* **Requirement**:
Find the lines below in which the string "emailed" occurs. Copy each one.

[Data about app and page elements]
□ □ □ □ □

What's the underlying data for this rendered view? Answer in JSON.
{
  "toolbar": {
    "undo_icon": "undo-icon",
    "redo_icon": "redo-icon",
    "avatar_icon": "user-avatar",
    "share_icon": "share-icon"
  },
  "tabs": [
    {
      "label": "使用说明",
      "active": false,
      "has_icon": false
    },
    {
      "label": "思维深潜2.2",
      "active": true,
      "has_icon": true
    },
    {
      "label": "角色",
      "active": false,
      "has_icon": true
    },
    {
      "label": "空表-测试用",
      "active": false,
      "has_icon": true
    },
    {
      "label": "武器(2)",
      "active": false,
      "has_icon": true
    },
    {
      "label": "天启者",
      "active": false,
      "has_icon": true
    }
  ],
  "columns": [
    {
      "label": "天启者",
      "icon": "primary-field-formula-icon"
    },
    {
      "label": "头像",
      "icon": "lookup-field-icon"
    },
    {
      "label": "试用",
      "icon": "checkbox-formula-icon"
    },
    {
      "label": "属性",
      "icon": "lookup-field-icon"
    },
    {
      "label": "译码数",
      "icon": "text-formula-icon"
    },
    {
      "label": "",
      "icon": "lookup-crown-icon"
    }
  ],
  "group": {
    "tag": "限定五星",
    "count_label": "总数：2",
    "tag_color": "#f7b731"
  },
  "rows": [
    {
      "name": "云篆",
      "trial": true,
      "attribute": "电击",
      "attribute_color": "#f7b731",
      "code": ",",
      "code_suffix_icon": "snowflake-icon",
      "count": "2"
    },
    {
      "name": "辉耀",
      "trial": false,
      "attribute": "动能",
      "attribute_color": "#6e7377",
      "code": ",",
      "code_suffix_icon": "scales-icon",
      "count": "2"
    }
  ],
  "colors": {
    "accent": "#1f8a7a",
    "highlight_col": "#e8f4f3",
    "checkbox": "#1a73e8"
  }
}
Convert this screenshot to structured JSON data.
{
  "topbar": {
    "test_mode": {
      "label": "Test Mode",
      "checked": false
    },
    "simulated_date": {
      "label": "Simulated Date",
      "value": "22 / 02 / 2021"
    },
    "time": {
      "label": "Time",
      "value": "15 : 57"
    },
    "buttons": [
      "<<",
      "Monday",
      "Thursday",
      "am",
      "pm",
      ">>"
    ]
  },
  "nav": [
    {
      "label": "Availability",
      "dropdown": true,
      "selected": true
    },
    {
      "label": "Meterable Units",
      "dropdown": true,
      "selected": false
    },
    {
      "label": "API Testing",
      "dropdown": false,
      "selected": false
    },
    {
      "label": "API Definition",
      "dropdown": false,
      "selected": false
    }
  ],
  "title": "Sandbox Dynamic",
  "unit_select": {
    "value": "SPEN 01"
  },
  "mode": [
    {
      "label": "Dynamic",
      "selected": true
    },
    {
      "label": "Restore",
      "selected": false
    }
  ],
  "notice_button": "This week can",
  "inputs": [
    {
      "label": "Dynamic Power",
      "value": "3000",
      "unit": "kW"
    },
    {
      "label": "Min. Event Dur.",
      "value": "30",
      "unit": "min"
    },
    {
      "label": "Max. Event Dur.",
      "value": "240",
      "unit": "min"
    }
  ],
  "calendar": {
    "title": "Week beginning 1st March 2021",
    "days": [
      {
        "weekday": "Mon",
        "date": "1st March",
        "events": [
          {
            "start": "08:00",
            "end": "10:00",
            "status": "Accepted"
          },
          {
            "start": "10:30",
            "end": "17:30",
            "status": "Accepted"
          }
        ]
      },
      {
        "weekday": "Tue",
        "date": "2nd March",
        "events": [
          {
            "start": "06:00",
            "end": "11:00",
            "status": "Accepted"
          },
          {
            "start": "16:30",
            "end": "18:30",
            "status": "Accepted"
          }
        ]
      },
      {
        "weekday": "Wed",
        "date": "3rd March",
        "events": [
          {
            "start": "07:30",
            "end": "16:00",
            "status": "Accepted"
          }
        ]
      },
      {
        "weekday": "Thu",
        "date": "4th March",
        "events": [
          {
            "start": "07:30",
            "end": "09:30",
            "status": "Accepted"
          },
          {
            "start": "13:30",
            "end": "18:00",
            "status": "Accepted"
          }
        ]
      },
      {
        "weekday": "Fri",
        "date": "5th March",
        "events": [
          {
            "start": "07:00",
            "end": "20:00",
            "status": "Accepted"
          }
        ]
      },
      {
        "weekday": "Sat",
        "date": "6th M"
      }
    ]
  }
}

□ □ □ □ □

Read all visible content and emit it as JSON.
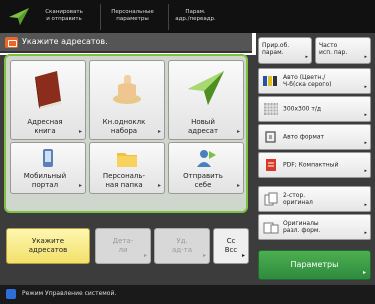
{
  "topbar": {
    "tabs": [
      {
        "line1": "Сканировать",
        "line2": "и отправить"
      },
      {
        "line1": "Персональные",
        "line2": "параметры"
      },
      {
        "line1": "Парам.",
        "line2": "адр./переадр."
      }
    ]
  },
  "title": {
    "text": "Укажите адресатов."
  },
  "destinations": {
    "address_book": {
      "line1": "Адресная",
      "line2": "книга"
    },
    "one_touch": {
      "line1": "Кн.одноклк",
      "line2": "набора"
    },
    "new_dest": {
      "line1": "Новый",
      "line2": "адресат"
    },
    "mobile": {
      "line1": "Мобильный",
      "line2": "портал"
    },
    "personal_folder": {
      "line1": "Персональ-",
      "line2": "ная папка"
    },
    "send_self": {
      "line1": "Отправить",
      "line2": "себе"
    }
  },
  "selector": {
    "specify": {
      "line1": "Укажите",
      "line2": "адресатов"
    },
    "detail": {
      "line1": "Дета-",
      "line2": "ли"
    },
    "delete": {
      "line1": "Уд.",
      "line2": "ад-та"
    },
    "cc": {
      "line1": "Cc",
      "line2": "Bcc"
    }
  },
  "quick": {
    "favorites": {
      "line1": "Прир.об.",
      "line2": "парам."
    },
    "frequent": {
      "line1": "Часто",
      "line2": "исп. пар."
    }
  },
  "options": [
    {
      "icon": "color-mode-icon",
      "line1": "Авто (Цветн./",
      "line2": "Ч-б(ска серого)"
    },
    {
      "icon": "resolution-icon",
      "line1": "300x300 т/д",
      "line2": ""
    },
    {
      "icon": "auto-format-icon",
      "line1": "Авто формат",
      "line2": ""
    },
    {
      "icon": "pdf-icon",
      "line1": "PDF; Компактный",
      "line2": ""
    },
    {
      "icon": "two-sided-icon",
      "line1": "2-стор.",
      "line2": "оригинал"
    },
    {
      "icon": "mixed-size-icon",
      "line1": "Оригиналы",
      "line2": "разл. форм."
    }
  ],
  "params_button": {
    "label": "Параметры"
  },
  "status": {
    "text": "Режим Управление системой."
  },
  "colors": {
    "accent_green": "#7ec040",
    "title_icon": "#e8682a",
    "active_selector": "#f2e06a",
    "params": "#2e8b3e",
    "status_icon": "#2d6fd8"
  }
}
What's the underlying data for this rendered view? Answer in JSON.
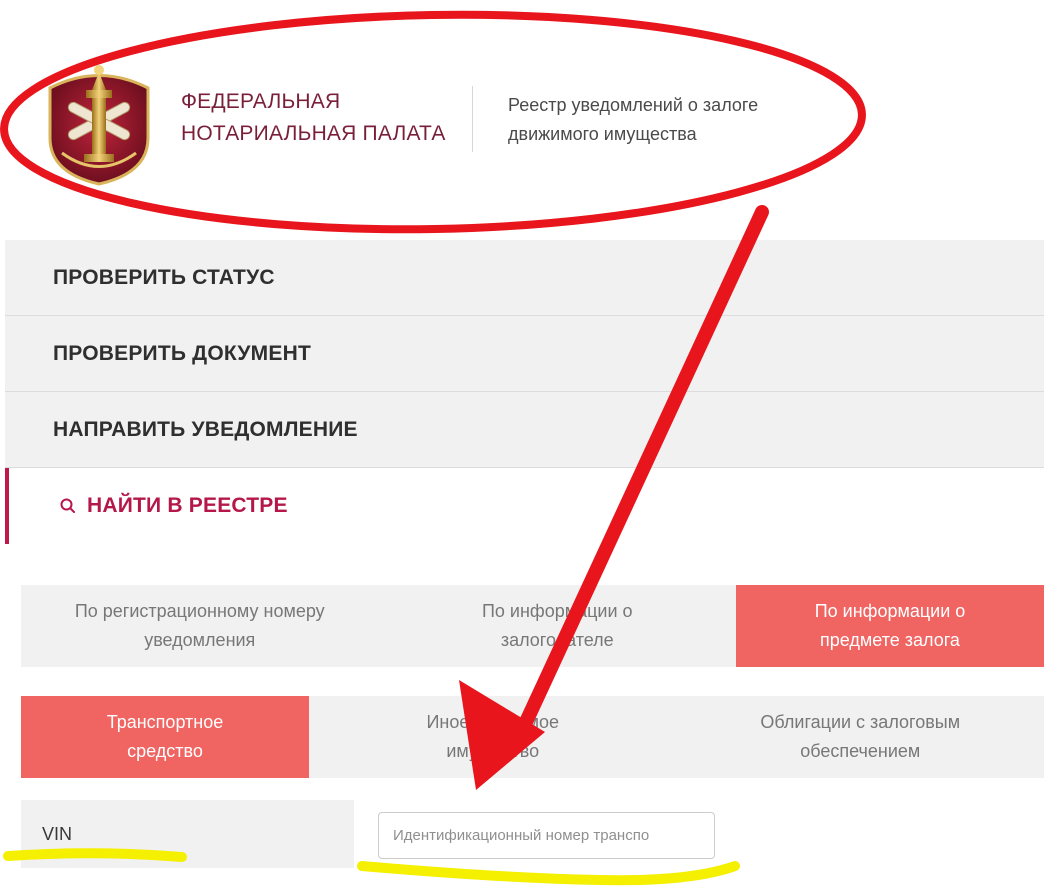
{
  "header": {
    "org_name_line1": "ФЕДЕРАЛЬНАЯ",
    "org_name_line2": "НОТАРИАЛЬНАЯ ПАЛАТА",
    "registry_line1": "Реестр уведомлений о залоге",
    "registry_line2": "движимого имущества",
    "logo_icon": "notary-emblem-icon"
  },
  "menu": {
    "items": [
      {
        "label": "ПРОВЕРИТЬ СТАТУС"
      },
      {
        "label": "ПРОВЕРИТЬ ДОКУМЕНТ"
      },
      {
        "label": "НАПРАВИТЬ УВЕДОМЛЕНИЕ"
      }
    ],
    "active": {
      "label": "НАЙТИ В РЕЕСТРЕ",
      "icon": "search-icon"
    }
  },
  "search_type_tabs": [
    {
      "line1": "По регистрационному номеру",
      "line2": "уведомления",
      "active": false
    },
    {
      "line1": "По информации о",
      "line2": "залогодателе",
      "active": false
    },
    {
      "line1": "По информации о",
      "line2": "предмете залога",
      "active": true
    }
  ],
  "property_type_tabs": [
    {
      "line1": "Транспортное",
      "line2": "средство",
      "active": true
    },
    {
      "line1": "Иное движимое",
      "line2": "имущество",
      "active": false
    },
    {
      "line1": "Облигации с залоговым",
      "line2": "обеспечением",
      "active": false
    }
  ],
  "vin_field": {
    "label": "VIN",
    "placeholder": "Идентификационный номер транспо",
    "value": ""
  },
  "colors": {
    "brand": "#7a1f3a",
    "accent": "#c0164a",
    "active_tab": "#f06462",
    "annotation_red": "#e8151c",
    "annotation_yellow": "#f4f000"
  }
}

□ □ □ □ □

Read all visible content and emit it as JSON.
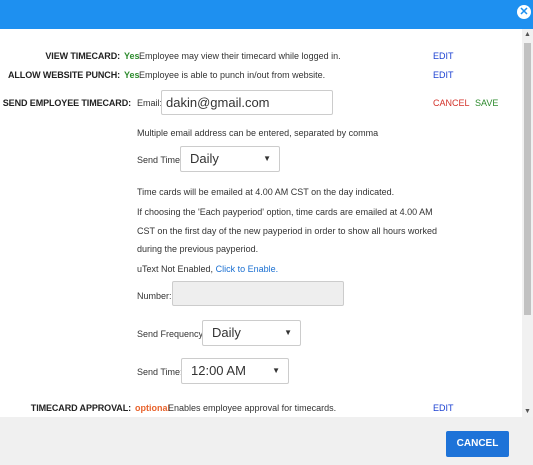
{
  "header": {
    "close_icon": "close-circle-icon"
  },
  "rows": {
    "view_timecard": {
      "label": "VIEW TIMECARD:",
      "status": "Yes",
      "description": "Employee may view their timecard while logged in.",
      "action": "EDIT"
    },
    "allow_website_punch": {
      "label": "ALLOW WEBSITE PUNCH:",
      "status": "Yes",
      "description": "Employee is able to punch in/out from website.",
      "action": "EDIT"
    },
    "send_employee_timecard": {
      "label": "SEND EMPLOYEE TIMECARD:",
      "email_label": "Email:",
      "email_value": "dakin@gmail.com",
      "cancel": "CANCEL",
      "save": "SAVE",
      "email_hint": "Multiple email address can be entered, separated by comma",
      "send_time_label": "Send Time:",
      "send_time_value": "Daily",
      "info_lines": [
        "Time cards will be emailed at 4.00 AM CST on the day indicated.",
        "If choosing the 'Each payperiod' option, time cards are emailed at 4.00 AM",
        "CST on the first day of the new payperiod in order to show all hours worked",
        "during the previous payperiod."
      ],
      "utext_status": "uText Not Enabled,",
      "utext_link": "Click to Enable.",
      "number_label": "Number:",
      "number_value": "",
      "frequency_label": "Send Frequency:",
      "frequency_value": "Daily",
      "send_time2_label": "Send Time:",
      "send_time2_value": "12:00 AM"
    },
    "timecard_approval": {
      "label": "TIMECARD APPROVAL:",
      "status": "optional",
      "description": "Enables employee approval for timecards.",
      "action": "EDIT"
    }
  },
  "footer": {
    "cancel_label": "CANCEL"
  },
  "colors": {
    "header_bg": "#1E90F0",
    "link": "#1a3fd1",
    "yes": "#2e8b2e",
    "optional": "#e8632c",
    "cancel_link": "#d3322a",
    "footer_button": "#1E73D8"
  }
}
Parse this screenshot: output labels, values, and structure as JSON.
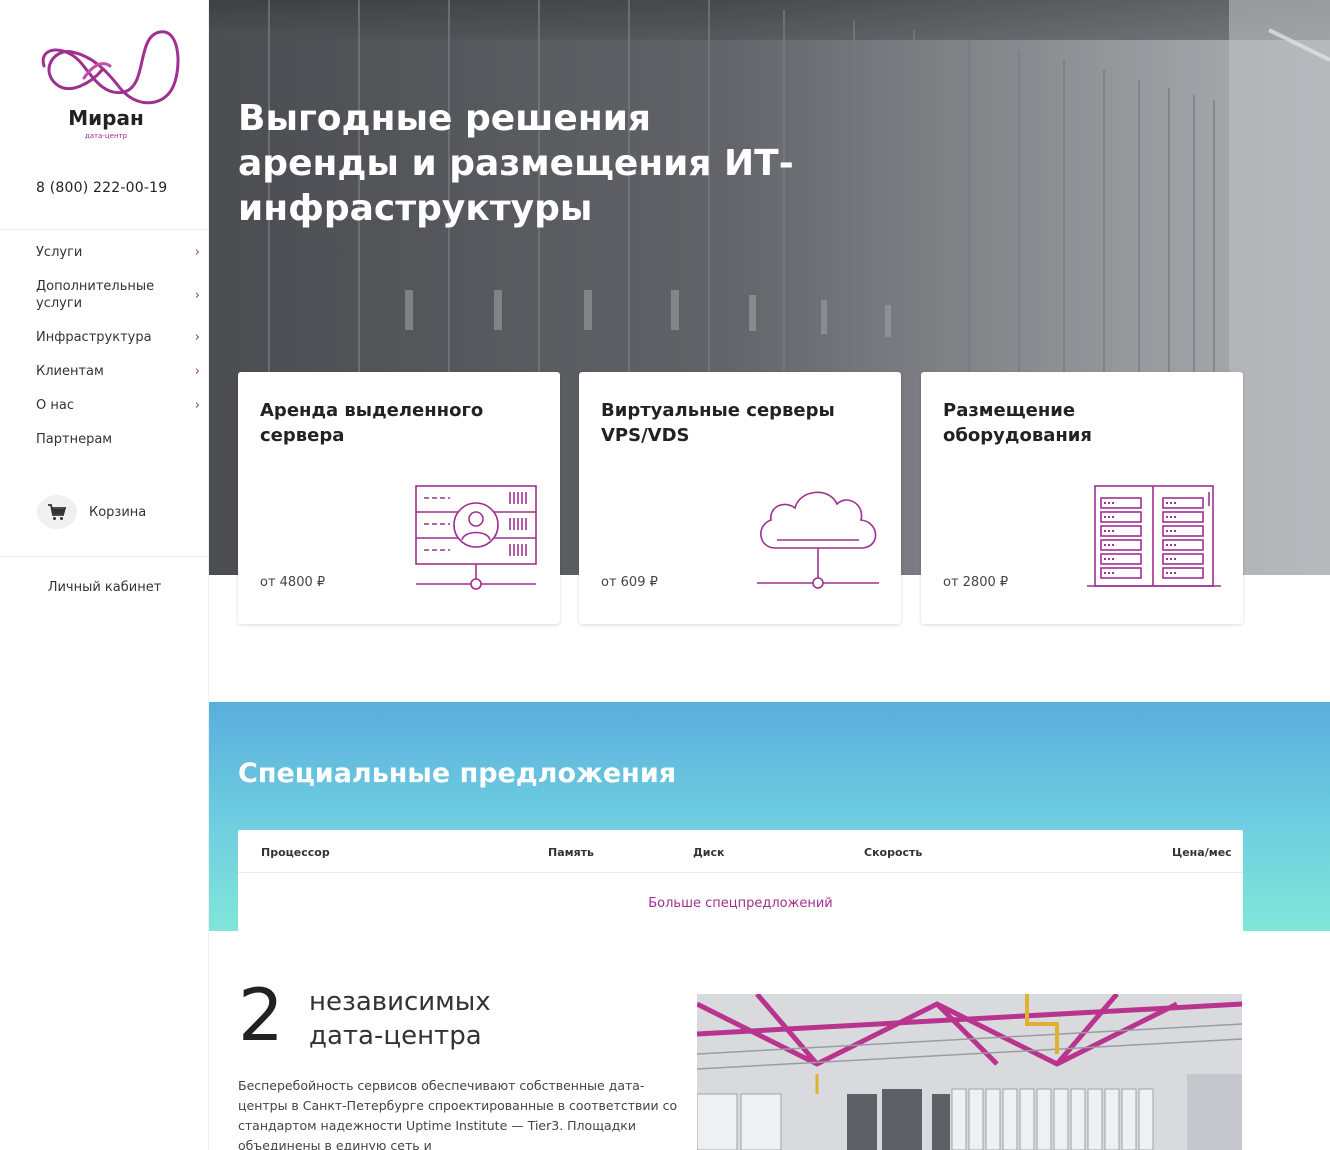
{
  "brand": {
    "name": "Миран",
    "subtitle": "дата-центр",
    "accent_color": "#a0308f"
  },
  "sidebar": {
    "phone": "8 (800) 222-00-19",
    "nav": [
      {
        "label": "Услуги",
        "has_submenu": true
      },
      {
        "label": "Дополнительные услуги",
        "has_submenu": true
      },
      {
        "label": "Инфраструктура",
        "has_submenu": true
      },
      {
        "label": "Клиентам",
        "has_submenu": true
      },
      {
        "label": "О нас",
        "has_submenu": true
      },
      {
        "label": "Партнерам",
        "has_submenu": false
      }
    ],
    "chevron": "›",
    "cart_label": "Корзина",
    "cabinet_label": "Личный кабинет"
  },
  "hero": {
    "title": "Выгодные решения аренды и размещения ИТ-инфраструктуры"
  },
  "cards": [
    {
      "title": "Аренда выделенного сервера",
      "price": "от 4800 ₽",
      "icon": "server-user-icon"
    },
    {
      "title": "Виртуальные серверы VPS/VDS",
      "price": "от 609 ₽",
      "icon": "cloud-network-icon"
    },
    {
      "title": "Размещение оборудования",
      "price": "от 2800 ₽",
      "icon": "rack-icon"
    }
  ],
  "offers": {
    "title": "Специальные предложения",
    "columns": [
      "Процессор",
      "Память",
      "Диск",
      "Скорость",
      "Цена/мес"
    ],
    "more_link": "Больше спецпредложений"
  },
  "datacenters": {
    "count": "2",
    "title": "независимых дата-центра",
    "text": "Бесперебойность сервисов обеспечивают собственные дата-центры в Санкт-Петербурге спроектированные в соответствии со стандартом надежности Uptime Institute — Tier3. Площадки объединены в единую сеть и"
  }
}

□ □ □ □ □

* **Result below**:
        "Time cards will be emailed at 4.00 AM CST on the day indicated.",
        "If choosing the 'Each payperiod' option, time cards are emailed at 4.00 AM",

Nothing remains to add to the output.